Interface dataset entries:
■ ■ ■ ■ ■ ■ ■
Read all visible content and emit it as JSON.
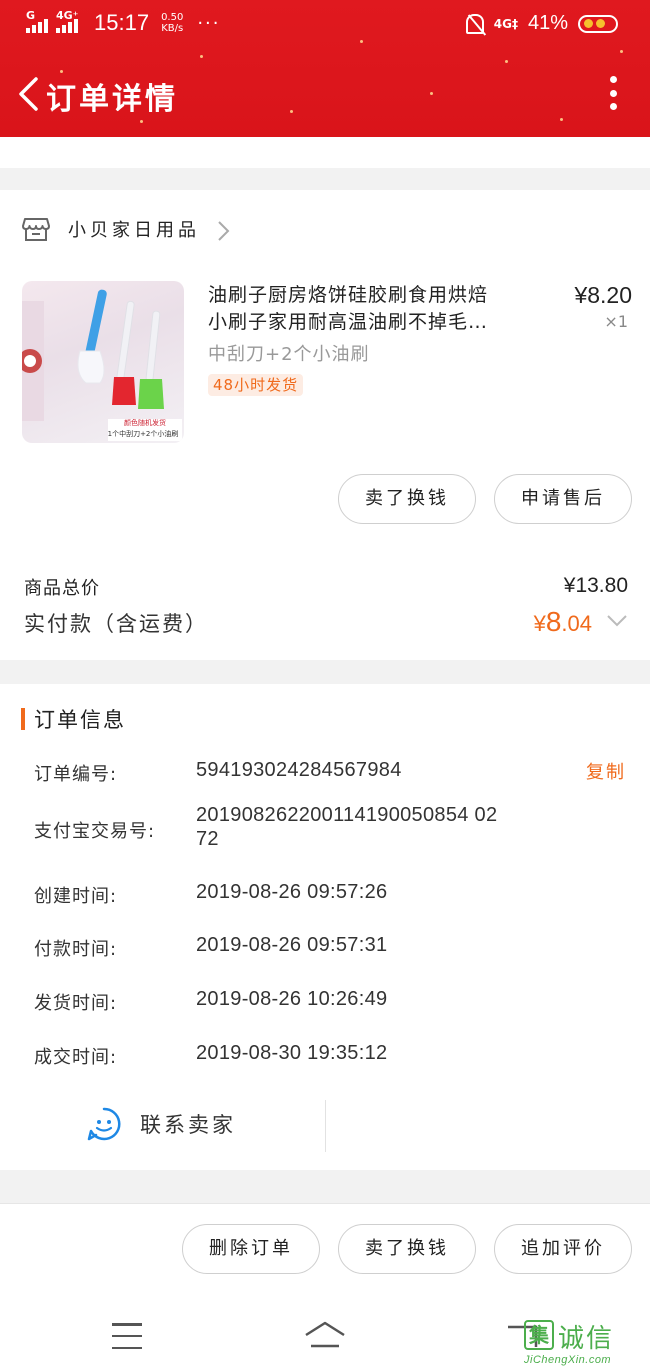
{
  "status_bar": {
    "network_left": "G",
    "network_4g": "4G⁺",
    "time": "15:17",
    "speed_value": "0.50",
    "speed_unit": "KB/s",
    "more": "···",
    "network_right": "4G‡",
    "battery_percent": "41%"
  },
  "header": {
    "title": "订单详情"
  },
  "shop": {
    "name": "小贝家日用品"
  },
  "product": {
    "title_line1": "油刷子厨房烙饼硅胶刷食用烘焙",
    "title_line2": "小刷子家用耐高温油刷不掉毛…",
    "price": "¥8.20",
    "quantity": "×1",
    "spec": "中刮刀+2个小油刷",
    "ship_badge": "48小时发货",
    "image_caption_line1": "颜色随机发货",
    "image_caption_line2": "1个中刮刀+2个小油刷"
  },
  "item_actions": {
    "resell": "卖了换钱",
    "after_sales": "申请售后"
  },
  "totals": {
    "goods_total_label": "商品总价",
    "goods_total_value": "¥13.80",
    "paid_label": "实付款（含运费）",
    "paid_currency": "¥",
    "paid_integer": "8",
    "paid_decimal": ".04"
  },
  "order_info": {
    "title": "订单信息",
    "copy": "复制",
    "rows": [
      {
        "label": "订单编号:",
        "value": "594193024284567984"
      },
      {
        "label": "支付宝交易号:",
        "value_line1": "201908262200114190050854 02",
        "value_line2": "72"
      },
      {
        "label": "创建时间:",
        "value": "2019-08-26 09:57:26"
      },
      {
        "label": "付款时间:",
        "value": "2019-08-26 09:57:31"
      },
      {
        "label": "发货时间:",
        "value": "2019-08-26 10:26:49"
      },
      {
        "label": "成交时间:",
        "value": "2019-08-30 19:35:12"
      }
    ]
  },
  "contact": {
    "label": "联系卖家"
  },
  "bottom_actions": {
    "delete": "删除订单",
    "resell": "卖了换钱",
    "review": "追加评价"
  },
  "watermark": {
    "badge": "集",
    "text": "诚信",
    "url": "JiChengXin.com"
  },
  "colors": {
    "header_red": "#d9141a",
    "accent_orange": "#f06a1c",
    "badge_bg": "#fdece3",
    "contact_blue": "#1e88e5"
  }
}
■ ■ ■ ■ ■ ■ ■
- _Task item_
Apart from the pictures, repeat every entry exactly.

- _Result of this exercise_
Read all visible content and emit it as JSON.
{
  "status_bar": {
    "network_left": "G",
    "network_4g": "4G⁺",
    "time": "15:17",
    "speed_value": "0.50",
    "speed_unit": "KB/s",
    "more": "···",
    "network_right": "4G‡",
    "battery_percent": "41%"
  },
  "header": {
    "title": "订单详情"
  },
  "shop": {
    "name": "小贝家日用品"
  },
  "product": {
    "title_line1": "油刷子厨房烙饼硅胶刷食用烘焙",
    "title_line2": "小刷子家用耐高温油刷不掉毛…",
    "price": "¥8.20",
    "quantity": "×1",
    "spec": "中刮刀+2个小油刷",
    "ship_badge": "48小时发货",
    "image_caption_line1": "颜色随机发货",
    "image_caption_line2": "1个中刮刀+2个小油刷"
  },
  "item_actions": {
    "resell": "卖了换钱",
    "after_sales": "申请售后"
  },
  "totals": {
    "goods_total_label": "商品总价",
    "goods_total_value": "¥13.80",
    "paid_label": "实付款（含运费）",
    "paid_currency": "¥",
    "paid_integer": "8",
    "paid_decimal": ".04"
  },
  "order_info": {
    "title": "订单信息",
    "copy": "复制",
    "rows": [
      {
        "label": "订单编号:",
        "value": "594193024284567984"
      },
      {
        "label": "支付宝交易号:",
        "value_line1": "201908262200114190050854 02",
        "value_line2": "72"
      },
      {
        "label": "创建时间:",
        "value": "2019-08-26 09:57:26"
      },
      {
        "label": "付款时间:",
        "value": "2019-08-26 09:57:31"
      },
      {
        "label": "发货时间:",
        "value": "2019-08-26 10:26:49"
      },
      {
        "label": "成交时间:",
        "value": "2019-08-30 19:35:12"
      }
    ]
  },
  "contact": {
    "label": "联系卖家"
  },
  "bottom_actions": {
    "delete": "删除订单",
    "resell": "卖了换钱",
    "review": "追加评价"
  },
  "watermark": {
    "badge": "集",
    "text": "诚信",
    "url": "JiChengXin.com"
  },
  "colors": {
    "header_red": "#d9141a",
    "accent_orange": "#f06a1c",
    "badge_bg": "#fdece3",
    "contact_blue": "#1e88e5"
  }
}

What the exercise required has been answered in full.